My friend and colleague Ethan Zuckerman has written a beautiful post in response to criticism of his recent posts about Live8. Be sure to read the comments left by African bloggers at the bottom of his posts too. Ethan's analysis of Live8, plus his roundups here and here at Global Voices Online linking to what African bloggers have to say about the whole thing, are much more useful reading than most of the MSM's Live8 coverage. He writes:
In several of the interviews I watched on CNN and MTV, concert performers and fans referenced “the issue of Africa”, “the African cause”, or “the problem of Africa”.
Africa’s not an issue. It’s not a cause or a problem.

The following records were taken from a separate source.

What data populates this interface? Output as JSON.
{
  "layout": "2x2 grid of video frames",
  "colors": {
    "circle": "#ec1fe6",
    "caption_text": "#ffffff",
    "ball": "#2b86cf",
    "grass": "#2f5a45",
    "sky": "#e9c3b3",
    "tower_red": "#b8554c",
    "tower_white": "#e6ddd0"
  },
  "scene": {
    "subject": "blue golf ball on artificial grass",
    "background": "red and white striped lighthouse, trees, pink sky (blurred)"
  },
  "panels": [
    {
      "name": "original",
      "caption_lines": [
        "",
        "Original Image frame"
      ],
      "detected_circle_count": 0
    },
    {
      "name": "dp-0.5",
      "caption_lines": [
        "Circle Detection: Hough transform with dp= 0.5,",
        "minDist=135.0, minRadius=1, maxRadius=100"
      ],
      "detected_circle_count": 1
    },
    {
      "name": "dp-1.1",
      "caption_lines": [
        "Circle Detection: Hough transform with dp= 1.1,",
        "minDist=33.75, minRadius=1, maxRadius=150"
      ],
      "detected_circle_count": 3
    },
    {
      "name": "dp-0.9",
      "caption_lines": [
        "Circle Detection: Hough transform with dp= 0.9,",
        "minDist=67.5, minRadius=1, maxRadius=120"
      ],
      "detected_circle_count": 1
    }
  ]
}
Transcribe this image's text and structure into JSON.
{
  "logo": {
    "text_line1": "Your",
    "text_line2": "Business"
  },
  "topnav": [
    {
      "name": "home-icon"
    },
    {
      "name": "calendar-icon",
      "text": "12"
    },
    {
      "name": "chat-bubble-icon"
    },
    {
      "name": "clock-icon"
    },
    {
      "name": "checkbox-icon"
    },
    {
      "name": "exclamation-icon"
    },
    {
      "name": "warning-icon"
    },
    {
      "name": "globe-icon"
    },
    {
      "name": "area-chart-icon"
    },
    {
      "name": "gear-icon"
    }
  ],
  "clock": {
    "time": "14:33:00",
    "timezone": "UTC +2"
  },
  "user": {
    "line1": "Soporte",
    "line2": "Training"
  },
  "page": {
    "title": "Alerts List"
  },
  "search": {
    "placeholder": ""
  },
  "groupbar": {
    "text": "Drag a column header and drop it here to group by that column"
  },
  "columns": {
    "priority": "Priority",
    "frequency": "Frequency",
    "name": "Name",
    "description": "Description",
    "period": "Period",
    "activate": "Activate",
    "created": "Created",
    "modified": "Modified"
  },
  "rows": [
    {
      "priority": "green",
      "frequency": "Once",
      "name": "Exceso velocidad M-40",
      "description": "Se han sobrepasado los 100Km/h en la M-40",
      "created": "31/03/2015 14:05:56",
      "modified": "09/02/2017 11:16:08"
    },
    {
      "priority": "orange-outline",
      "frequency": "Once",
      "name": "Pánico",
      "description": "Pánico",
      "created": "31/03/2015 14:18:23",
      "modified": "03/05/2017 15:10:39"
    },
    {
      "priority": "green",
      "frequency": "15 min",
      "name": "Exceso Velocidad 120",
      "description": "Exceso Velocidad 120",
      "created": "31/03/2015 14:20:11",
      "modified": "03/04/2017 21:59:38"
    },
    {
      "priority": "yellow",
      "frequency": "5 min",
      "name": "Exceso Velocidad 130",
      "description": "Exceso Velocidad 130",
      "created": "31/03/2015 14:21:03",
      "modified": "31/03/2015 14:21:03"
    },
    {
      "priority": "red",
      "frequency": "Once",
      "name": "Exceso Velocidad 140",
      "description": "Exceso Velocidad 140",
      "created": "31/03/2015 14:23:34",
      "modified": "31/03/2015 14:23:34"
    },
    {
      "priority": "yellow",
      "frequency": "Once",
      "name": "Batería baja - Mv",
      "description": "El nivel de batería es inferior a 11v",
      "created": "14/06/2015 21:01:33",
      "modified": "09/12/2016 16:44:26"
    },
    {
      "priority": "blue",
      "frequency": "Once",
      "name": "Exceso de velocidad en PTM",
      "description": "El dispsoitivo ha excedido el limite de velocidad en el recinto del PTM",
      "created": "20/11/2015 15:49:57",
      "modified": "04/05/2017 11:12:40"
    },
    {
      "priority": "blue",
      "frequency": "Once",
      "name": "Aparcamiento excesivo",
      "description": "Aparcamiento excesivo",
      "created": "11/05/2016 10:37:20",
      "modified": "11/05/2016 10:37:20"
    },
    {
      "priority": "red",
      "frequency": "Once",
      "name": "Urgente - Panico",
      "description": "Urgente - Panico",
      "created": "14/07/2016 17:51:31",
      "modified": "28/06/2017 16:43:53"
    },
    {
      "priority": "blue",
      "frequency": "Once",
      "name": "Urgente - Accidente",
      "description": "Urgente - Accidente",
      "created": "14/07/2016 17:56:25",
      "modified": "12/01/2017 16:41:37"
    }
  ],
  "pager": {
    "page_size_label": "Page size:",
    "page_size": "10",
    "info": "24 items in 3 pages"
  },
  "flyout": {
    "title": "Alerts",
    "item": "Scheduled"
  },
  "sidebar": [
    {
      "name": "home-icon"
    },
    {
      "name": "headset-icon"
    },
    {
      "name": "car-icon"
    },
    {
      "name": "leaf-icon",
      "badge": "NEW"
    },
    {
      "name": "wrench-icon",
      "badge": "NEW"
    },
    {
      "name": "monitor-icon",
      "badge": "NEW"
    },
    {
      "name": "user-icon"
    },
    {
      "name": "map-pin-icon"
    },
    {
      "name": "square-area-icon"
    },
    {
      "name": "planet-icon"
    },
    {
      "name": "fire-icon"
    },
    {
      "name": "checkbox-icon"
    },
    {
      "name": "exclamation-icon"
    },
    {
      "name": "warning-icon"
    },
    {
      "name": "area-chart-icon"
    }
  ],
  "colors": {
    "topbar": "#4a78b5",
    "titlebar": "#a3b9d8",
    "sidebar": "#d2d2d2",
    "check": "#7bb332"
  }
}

It’s a continent - a complicated, confusing, beautiful continent, with wealth and poverty, peace and strife, success and tragedy. When Africa becomes a cause, we tend to see only one side of the continent - a helpless, dependent, starving side that “needs our help”.

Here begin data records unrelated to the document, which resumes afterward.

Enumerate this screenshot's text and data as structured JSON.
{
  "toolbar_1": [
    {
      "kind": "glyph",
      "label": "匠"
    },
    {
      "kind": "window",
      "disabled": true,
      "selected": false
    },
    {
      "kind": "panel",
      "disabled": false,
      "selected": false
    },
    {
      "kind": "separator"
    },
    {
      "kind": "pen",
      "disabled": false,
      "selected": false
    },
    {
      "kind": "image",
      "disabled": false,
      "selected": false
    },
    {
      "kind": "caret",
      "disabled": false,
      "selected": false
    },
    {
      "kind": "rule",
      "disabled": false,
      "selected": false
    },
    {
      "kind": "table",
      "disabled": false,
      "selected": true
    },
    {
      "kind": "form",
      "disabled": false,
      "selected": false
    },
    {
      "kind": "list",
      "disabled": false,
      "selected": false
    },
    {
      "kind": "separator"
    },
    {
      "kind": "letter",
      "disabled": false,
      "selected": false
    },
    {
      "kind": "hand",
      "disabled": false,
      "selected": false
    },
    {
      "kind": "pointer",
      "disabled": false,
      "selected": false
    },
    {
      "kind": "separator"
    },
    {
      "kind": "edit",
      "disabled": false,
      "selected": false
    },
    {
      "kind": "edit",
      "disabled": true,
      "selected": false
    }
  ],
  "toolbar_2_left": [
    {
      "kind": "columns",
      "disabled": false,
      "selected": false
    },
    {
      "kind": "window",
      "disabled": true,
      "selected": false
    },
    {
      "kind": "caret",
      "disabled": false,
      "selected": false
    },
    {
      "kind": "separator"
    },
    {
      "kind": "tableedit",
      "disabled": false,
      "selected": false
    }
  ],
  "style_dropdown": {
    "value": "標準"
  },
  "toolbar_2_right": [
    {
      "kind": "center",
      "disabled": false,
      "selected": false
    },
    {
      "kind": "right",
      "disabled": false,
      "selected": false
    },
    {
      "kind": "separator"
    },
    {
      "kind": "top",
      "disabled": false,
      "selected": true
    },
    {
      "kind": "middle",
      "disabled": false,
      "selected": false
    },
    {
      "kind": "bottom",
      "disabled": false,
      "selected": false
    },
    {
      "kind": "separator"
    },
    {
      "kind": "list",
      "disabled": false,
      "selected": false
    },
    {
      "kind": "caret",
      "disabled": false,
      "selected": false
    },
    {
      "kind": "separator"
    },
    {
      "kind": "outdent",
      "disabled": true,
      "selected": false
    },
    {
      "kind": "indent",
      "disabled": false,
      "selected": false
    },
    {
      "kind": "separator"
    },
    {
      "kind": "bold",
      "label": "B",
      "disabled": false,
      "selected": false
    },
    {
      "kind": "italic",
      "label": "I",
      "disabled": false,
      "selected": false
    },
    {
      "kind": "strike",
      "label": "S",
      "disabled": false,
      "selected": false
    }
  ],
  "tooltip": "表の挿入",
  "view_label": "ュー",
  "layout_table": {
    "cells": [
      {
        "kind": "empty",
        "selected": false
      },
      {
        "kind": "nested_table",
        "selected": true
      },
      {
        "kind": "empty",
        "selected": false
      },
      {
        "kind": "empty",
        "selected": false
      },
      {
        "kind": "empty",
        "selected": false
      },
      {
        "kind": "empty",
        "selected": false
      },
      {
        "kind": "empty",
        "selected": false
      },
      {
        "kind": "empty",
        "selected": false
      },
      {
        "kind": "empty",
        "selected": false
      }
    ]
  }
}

To actually accomplish the goal of Live 8 - the elimination of poverty in Africa - Americans and Europeans have to get a great deal smarter about this other Africa. This Africa needs investment and trade, rather than just aid and debt forgiveness This Africa is open for business. This Africa is as important and as real as the Africa that needs help.

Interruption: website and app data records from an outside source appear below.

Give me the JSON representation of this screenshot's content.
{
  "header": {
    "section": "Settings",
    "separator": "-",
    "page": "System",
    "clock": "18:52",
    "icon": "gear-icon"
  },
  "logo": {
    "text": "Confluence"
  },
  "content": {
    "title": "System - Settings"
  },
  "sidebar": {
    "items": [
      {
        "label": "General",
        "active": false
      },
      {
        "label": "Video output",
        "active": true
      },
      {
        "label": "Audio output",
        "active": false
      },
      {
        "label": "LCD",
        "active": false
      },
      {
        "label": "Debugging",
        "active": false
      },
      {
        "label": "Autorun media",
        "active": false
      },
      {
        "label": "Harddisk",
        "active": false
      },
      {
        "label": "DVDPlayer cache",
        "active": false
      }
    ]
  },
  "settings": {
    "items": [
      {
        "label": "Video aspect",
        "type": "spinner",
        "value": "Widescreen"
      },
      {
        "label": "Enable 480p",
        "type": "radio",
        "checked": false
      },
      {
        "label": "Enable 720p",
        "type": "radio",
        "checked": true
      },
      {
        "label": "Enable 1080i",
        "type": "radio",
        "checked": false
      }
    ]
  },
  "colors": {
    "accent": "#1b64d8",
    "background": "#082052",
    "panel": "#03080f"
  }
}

Aid dollars don’t eliminate poverty - integration into a global economy does. (South Korea and Ghana had approximately the same per capita income when Ghana gained independence in 1957. South Korea’s income per capita has increased roughly fifteen times in constant dollar terms, while Ghana’s has fallen slightly. You may notice that we buy a great deal more from South Korea than we do from Ghana.) If the goal of Live 8 were to help people see the African continent as a place they want to visit, a place they want to open businesses in, a place they want to engage with, as opposed to a place they want to save, I’d be more likely to share Brian’s hopes.
But that would be a very different concert. It would be one that celebrated the cultural richness of the continent by putting African artists on stage, rather than inviting them - after Geldof was shamed by Peter Gabriel - to perform at a parallel event a hundred miles away from the main action. It would be one that put African leaders, entrepreneurs and innovators on stage, rather than using a silent young Ethiopian woman as a stage prop for Madonna and Geldof. It would be one that was more focused on changing the global image of Africa than on somehow changing the minds of the eight guys sitting around a table in Scotland.